189. Beatles – Help

This was made up of songs from the Film ‘Help’ coupled with a number of others. Like previous albums it was mainly Beatles compositions. There were only two covers. ‘Act Naturally’ was the Buck Owens Country & Western song that they obviously thought was appropriate to Ringo’s role in the Film and ‘Dizzy Miss Lizzy’ was a cover of the Larry Williams song.

The album featured the two singles that had come out of the film – ‘Help’ and ‘Ticket to ride’. There were two George Harrison songs – ‘I need you’ and ‘You like me too much’, and a lot of attention for what was basically a Paul McCartney solo ‘Yesterday’. There were some interesting songs such as ‘You’ve got to hide your love away’, ‘You’re gonna lose that girl’, ‘It’s only love’ and ‘I’ve just seen a face’.

It was a nice album, not quite as strong as its predecessors but maintaining the Beatles at the top without breaking any new ground.

190. Bob Dylan – Desire

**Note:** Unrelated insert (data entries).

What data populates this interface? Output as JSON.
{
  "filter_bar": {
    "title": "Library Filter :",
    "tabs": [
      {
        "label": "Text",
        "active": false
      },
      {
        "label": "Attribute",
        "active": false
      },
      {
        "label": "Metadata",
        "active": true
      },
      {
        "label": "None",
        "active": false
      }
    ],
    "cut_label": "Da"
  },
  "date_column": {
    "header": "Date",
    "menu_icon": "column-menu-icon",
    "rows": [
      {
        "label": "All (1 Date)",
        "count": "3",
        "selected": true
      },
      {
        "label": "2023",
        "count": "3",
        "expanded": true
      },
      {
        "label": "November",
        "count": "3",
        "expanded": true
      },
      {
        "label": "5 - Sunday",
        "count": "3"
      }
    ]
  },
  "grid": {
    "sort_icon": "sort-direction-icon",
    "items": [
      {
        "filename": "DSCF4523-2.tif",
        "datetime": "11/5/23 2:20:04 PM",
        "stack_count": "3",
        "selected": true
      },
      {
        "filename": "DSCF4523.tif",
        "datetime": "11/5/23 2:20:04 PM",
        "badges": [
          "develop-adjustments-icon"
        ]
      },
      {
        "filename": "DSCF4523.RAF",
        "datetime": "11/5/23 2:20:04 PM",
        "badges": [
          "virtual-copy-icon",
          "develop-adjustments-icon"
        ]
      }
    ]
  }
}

Bob Dylan released this album in 1976 at the height of the Rolling Thunder Tour and it has a lot of the feel of that. He created a new type of sound that featured strongly the violin of Scarlet Rivera who he literally stumbled on in the street. It also featured a writing collaboration with Jacques Levy.

This was part of the Bob Dylan renaissance after coming out of his appalling nadir he had produced two good albums in ‘Planet Waves’ and ‘Blood on the tracks’, this was the third in the current revival and it was going to continue on with the album ‘Street Legal’. Bob was experiencing another purple patch.

Bob was also experiencing the break-up of his marriage to Sarah. A lot of songs come out of break-up and misery. ‘Sarah’ was one of those and ‘Isis’ with all its strange rambling tale of journeys, mystery, riches and separation was another. It’s probable that ‘Oh sister’ was as well.

‘Hurricane’ showed a wish to get back into songs with a political theme as Bob took up the case of the black middle-weight boxer Rubin Cater who he felt had been set up and spuriously convicted in some racist trial.

I enjoyed ‘Joey’ but was a bit bemused by this sentimental glorification of someone who was basically a Mafia thug.

‘Mozambique’ was like an advert for a great get-away in a lovely country with friendly, pretty people. Perhaps he’d been signed up by the tourist board. ‘One more cup of coffee’ had a Mexican feel to an ambiguous story that sounded almost a Western gunfight over a senorita.

There were a lot of collaborations on the other tracks with a number of interesting sounds, harmonies and violin enhanced songs.

I loved the sound the violin created along with the effects of the Rolling Thunder Review with the supporting cast. There wasn’t a weak track on it and it is one I go back to a lot.

ho like an interesting read!

If you would like to purchase my books in the UK:


Or in the USA: